Disrupt PAD III - Randomized study of the Shockwave Medical Peripheral Lithoplasty System used in combination with DCB versus standard balloon angioplasty used in combination with DCB to treat moderate and severely calcified femoropopliteal arteries (Disrupt PAD III).
Comparison of a device that delivers sonic energy (sound) versus standard balloon to disrupt hard, calcified vascular blockages
Sponsor: Shockwave Medical
Enrolling: Male and Female Patients
Clinic Visits: 4
IRB Number: AAAR2502
U.S. Govt. ID: NCT02923193
Contact: Kate Dalton: 347-514-3366 / keb2114@cumc.columbia.edu
Additional Study Information: This study is for patients who suffer from a condition where one of the blood vessels that deliver blood to your leg has a significant narrowing. This is called peripheral artery disease (PAD). The narrowing may be suitable for a treatment technique called balloon angioplasty. One of the therapies that has been used to treat PAD is balloon angioplasty. It is a procedure where a small balloon is inserted into the blood vessel next to the area that is narrowed and inflated temporarily. The inflated balloon opens up the narrowing by pushing on the wall of the blood vessel to restore blood flow to your leg. After treatment, the balloon is deflated and removed and no part of the balloon catheter is left behind in the artery.In this study, two devices that can also be used to treat PAD are being studied.

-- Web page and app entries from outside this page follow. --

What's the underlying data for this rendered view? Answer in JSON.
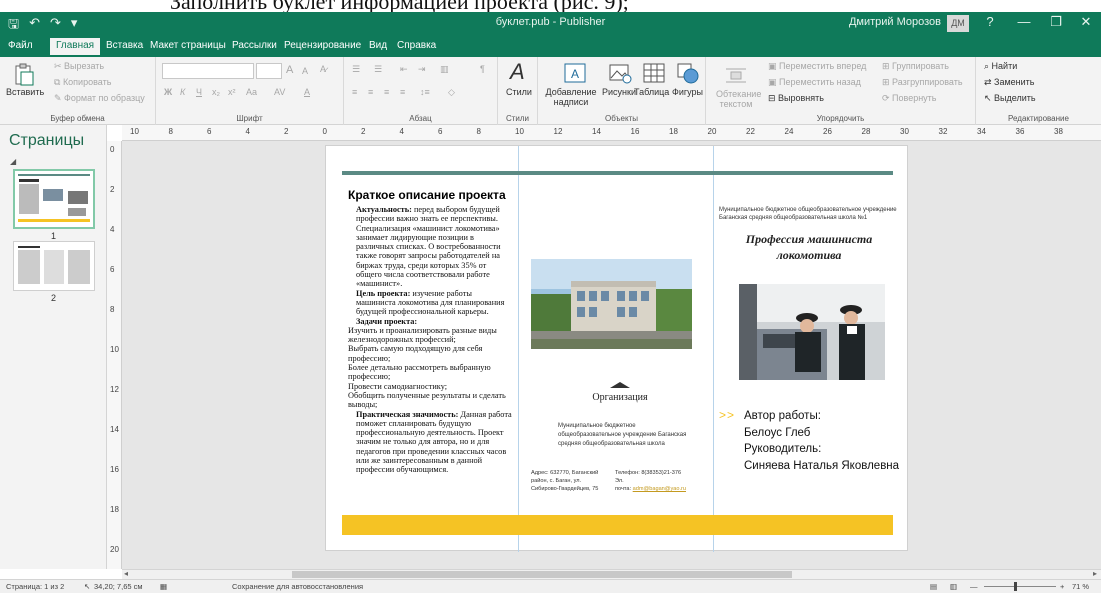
{
  "caption": "Заполнить буклет информацией проекта (рис. 9);",
  "titlebar": {
    "doc_title": "буклет.pub  -  Publisher",
    "user_name": "Дмитрий Морозов",
    "avatar_initials": "ДМ",
    "help": "?",
    "minimize": "—",
    "restore": "❐",
    "close": "✕"
  },
  "tabs": [
    "Файл",
    "Главная",
    "Вставка",
    "Макет страницы",
    "Рассылки",
    "Рецензирование",
    "Вид",
    "Справка"
  ],
  "ribbon": {
    "clipboard": {
      "paste": "Вставить",
      "cut": "Вырезать",
      "copy": "Копировать",
      "format_painter": "Формат по образцу",
      "label": "Буфер обмена"
    },
    "font": {
      "label": "Шрифт",
      "grow": "A",
      "shrink": "A",
      "bold": "Ж",
      "italic": "К",
      "underline": "Ч",
      "change_case": "Aa",
      "spacing": "AV",
      "color": "A"
    },
    "paragraph": {
      "label": "Абзац",
      "marks": "¶"
    },
    "styles": {
      "button": "Стили",
      "label": "Стили"
    },
    "objects": {
      "label": "Объекты",
      "textbox": "Добавление надписи",
      "pictures": "Рисунки",
      "table": "Таблица",
      "shapes": "Фигуры"
    },
    "arrange": {
      "label": "Упорядочить",
      "wrap": "Обтекание текстом",
      "bring_forward": "Переместить вперед",
      "send_backward": "Переместить назад",
      "align": "Выровнять",
      "group": "Группировать",
      "ungroup": "Разгруппировать",
      "rotate": "Повернуть"
    },
    "editing": {
      "label": "Редактирование",
      "find": "Найти",
      "replace": "Заменить",
      "select": "Выделить"
    }
  },
  "pages_pane": {
    "title": "Страницы",
    "pages": [
      "1",
      "2"
    ]
  },
  "ruler": {
    "h_ticks": [
      "10",
      "8",
      "6",
      "4",
      "2",
      "0",
      "2",
      "4",
      "6",
      "8",
      "10",
      "12",
      "14",
      "16",
      "18",
      "20",
      "22",
      "24",
      "26",
      "28",
      "30",
      "32",
      "34",
      "36",
      "38"
    ],
    "v_ticks": [
      "0",
      "2",
      "4",
      "6",
      "8",
      "10",
      "12",
      "14",
      "16",
      "18",
      "20"
    ]
  },
  "booklet": {
    "heading": "Краткое описание проекта",
    "p1_bold": "Актуальность:",
    "p1": " перед выбором будущей профессии важно знать ее перспективы. Специализация «машинист локомотива» занимает лидирующие позиции в различных списках. О востребованности также говорят запросы работодателей на биржах труда, среди которых 35% от общего числа соответствовали работе «машинист».",
    "p2_bold": "Цель проекта:",
    "p2": " изучение работы машиниста локомотива для планирования будущей профессиональной карьеры.",
    "tasks_title": "Задачи проекта:",
    "tasks": [
      "Изучить и проанализировать разные виды железнодорожных профессий;",
      "Выбрать самую подходящую для себя профессию;",
      "Более детально рассмотреть выбранную профессию;",
      "Провести самодиагностику;",
      "Обобщить полученные результаты и сделать выводы;"
    ],
    "p3_bold": "Практическая значимость:",
    "p3": " Данная работа поможет спланировать будущую профессиональную деятельность. Проект значим не только для автора, но и для педагогов при проведении классных часов или же заинтересованным в данной профессии обучающимся.",
    "org_title": "Организация",
    "org_name": "Муниципальное бюджетное общеобразовательное учреждение Баганская средняя общеобразовательная школа",
    "address": "Адрес: 632770, Баганский район, с. Баган, ул. Сибирово-Гвардейцев, 75",
    "phone": "Телефон: 8(38353)21-376",
    "phone_ext": "Эл.",
    "mail_label": "почта:",
    "mail": "adm@bagan@yao.ru",
    "school": "Муниципальное бюджетное общеобразовательное учреждение Баганская средняя общеобразовательная школа №1",
    "title": "Профессия машиниста локомотива",
    "arrows": ">>",
    "author_label": "Автор работы:",
    "author": "Белоус Глеб",
    "supervisor_label": "Руководитель:",
    "supervisor": "Синяева Наталья Яковлевна"
  },
  "status": {
    "page": "Страница: 1 из 2",
    "position": "34,20; 7,65 см",
    "autosave": "Сохранение для автовосстановления",
    "zoom_minus": "—",
    "zoom_plus": "+",
    "zoom": "71 %"
  },
  "colors": {
    "accent": "#0f7a5a",
    "yellow": "#f5c324",
    "teal_bar": "#5b8a84"
  }
}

One is the ShockwaveLithoplasty device and the other is the IN.PACT Admiral drug-coated balloon (DCB). The purpose ofthe randomized study is to compare the results of patients whose narrowed blood vessels are treated with the Lithoplasty device plus DCB to those treated with standard balloon angioplasty plus DCB. The purpose of the observational study is to assess the real-world acute performance of the Shockwave Lithoplasty device in the treatment of calcified, stenotic, peripheral arteries.
This study is closed

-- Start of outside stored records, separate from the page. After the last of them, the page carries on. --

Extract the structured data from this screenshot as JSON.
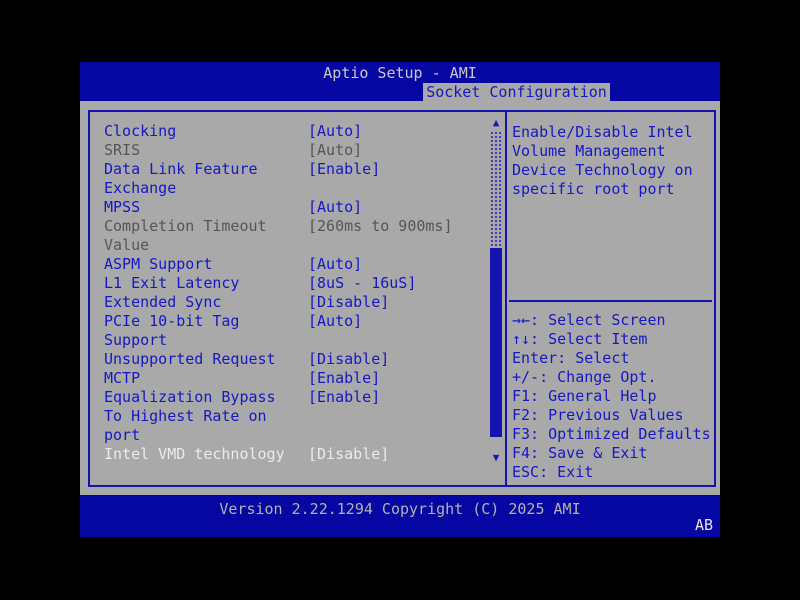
{
  "titlebar": {
    "title": "Aptio Setup - AMI"
  },
  "tab": {
    "label": "Socket Configuration"
  },
  "settings": {
    "items": [
      {
        "label": "Clocking",
        "value": "[Auto]",
        "state": "normal"
      },
      {
        "label": "SRIS",
        "value": "[Auto]",
        "state": "grayed"
      },
      {
        "label": "Data Link Feature Exchange",
        "value": "[Enable]",
        "state": "normal"
      },
      {
        "label": "MPSS",
        "value": "[Auto]",
        "state": "normal"
      },
      {
        "label": "Completion Timeout Value",
        "value": "[260ms to 900ms]",
        "state": "grayed"
      },
      {
        "label": "ASPM Support",
        "value": "[Auto]",
        "state": "normal"
      },
      {
        "label": "L1 Exit Latency",
        "value": "[8uS - 16uS]",
        "state": "normal"
      },
      {
        "label": "Extended Sync",
        "value": "[Disable]",
        "state": "normal"
      },
      {
        "label": "PCIe 10-bit Tag Support",
        "value": "[Auto]",
        "state": "normal"
      },
      {
        "label": "Unsupported Request",
        "value": "[Disable]",
        "state": "normal"
      },
      {
        "label": "MCTP",
        "value": "[Enable]",
        "state": "normal"
      },
      {
        "label": "Equalization Bypass To Highest Rate on port",
        "value": "[Enable]",
        "state": "normal"
      },
      {
        "label": "Intel VMD technology",
        "value": "[Disable]",
        "state": "selected"
      }
    ]
  },
  "help": {
    "description": "Enable/Disable Intel Volume Management Device Technology on specific root port"
  },
  "hotkeys": [
    {
      "label": "→←: Select Screen"
    },
    {
      "label": "↑↓: Select Item"
    },
    {
      "label": "Enter: Select"
    },
    {
      "label": "+/-: Change Opt."
    },
    {
      "label": "F1: General Help"
    },
    {
      "label": "F2: Previous Values"
    },
    {
      "label": "F3: Optimized Defaults"
    },
    {
      "label": "F4: Save & Exit"
    },
    {
      "label": "ESC: Exit"
    }
  ],
  "scrollbar": {
    "up_icon": "▲",
    "down_icon": "▼"
  },
  "footer": {
    "version_text": "Version 2.22.1294 Copyright (C) 2025 AMI",
    "badge": "AB"
  },
  "colors": {
    "background": "#000000",
    "header_blue": "#0606a2",
    "panel_gray": "#a9a9a9",
    "text_blue": "#1717c3",
    "grayed_text": "#55555b",
    "selected_text": "#ebebeb",
    "title_text": "#c9c9c9"
  }
}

Sahil Parikh, MD
Do You Qualify?
Do you have peripheral artery disease? Yes No
You may be eligible for this study

Place Holder

For more information, please contact:
Kate Dalton